Following a recent agreement struck with the United States Department of Defense, we will be embarking on a five-year programme to update our M270 Multiple Launch Rocket Systems (MLRS).
The MLRS is a highly mobile automatic system that fires 12 surface-to-surface missiles in less than a minute.
Upgrades will be made to 44 launchers, which are currently in-service, and will include a new armoured cab and upgraded automotive and launch mechanism components.
The upgrades will ensure that the Army’s Land Deep Fires capability remains strong for the next three decades and that the British Army has the technological capability to quickly meet the threats of today and tomorrow.
Taking advantage of the long-standing MLRS collaboration with the US and key allies, work will start on upgrading the first tranche of launchers in March 2022 with the fleet going through production over a four-year period. The upgrades will keep the equipment in service until 2050.
The work will be carried out under an existing production contract with Lockheed Martin Missiles and Fire Control with the work being carried out at Red River Army Depot and Lockheed Martin's facility in Camden, Arkansas.

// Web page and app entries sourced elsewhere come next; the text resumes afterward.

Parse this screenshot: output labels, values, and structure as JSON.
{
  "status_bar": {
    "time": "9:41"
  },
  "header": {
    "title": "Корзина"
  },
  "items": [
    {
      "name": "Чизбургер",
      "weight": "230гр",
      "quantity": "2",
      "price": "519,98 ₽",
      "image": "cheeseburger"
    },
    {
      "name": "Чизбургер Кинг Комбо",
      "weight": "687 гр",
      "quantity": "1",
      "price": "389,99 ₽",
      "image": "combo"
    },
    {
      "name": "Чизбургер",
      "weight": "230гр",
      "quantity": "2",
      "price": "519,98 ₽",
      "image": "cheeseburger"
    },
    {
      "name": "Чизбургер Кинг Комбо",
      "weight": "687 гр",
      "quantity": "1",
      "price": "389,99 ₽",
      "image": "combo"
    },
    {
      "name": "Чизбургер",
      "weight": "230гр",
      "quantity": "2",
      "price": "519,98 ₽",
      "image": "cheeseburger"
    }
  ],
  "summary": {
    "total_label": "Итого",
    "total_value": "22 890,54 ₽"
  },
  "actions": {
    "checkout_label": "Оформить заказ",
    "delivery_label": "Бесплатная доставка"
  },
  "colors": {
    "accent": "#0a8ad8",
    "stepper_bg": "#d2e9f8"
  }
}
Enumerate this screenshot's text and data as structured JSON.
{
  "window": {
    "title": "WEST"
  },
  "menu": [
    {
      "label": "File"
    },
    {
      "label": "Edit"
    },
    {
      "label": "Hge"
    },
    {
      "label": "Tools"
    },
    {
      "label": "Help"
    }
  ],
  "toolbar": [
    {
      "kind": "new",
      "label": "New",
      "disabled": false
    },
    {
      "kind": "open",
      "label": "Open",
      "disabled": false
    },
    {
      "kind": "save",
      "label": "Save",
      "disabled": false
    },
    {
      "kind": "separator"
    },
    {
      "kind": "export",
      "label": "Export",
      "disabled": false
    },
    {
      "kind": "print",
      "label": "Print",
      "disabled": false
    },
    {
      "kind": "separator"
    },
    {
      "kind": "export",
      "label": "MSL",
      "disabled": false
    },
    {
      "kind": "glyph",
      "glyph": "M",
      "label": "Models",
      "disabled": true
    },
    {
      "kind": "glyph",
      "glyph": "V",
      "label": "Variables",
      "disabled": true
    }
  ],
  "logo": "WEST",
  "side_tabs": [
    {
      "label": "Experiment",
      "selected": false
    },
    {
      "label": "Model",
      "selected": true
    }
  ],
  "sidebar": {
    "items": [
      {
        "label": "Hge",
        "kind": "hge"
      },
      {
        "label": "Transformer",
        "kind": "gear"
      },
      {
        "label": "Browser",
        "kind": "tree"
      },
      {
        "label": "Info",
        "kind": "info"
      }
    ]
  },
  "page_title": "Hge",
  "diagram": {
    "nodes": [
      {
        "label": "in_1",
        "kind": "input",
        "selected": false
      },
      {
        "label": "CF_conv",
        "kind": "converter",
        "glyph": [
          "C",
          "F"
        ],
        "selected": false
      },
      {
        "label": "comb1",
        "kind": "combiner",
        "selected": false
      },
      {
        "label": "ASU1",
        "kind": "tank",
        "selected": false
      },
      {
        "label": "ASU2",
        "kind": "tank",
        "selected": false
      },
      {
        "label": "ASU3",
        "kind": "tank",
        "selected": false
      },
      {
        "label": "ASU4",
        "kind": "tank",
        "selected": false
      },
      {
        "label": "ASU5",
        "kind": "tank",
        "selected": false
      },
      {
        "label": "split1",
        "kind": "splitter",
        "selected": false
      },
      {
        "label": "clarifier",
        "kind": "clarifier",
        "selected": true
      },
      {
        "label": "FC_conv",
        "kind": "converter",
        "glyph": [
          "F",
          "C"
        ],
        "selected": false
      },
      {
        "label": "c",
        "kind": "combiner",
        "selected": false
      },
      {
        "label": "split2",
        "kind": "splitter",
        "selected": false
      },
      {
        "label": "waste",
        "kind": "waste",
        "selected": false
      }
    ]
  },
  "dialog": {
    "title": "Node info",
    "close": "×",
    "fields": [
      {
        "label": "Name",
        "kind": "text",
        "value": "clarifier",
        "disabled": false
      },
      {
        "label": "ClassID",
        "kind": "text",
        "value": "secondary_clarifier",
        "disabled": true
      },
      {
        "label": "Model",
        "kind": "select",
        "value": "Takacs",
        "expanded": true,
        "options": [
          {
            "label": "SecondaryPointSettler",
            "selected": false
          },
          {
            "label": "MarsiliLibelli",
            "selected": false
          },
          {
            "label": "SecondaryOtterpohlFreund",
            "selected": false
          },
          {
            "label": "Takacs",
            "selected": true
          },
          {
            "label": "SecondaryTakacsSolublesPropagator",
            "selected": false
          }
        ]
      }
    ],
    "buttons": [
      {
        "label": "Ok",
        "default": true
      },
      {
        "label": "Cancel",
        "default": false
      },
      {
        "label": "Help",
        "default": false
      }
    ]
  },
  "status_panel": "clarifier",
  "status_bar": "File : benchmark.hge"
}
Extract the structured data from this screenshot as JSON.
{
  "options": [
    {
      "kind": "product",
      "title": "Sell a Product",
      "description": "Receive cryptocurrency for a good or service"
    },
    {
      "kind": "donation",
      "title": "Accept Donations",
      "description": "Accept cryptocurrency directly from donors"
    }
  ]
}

The UK is also developing UK-specific systems for the new launchers, including Composite Rubber Tracks (CRT), and a vehicle camera and radar system. A new Fire Control System will be developed collaboratively with the US, UK, Italy, and Finland.
The CRT will provide better fuel economy and allow the launcher to travel further, giving greater operational and tactical mobility to support deployed troops in a range of operating environments. A single launcher will be used to fire many payloads.
To ensure soldiers are not outranged, the Army will develop a new extended range missile with MLRS partners, to be fired from the updated launchers, which should be in-service by 2025. The Guided MLRS Extended Range (GMLRS-ER) missile will extend the Army’s reach from 84 to 150km.
The 44 updated launchers will also be able to fire the US’s Precision Strike Missile (PrSM) which has a range of 499km and is expected in-service from 2024. These weapons will place the British Army at the cutting edge of global deep fires capability, ready to respond to long range air defence and missile threats presented by hostile actors.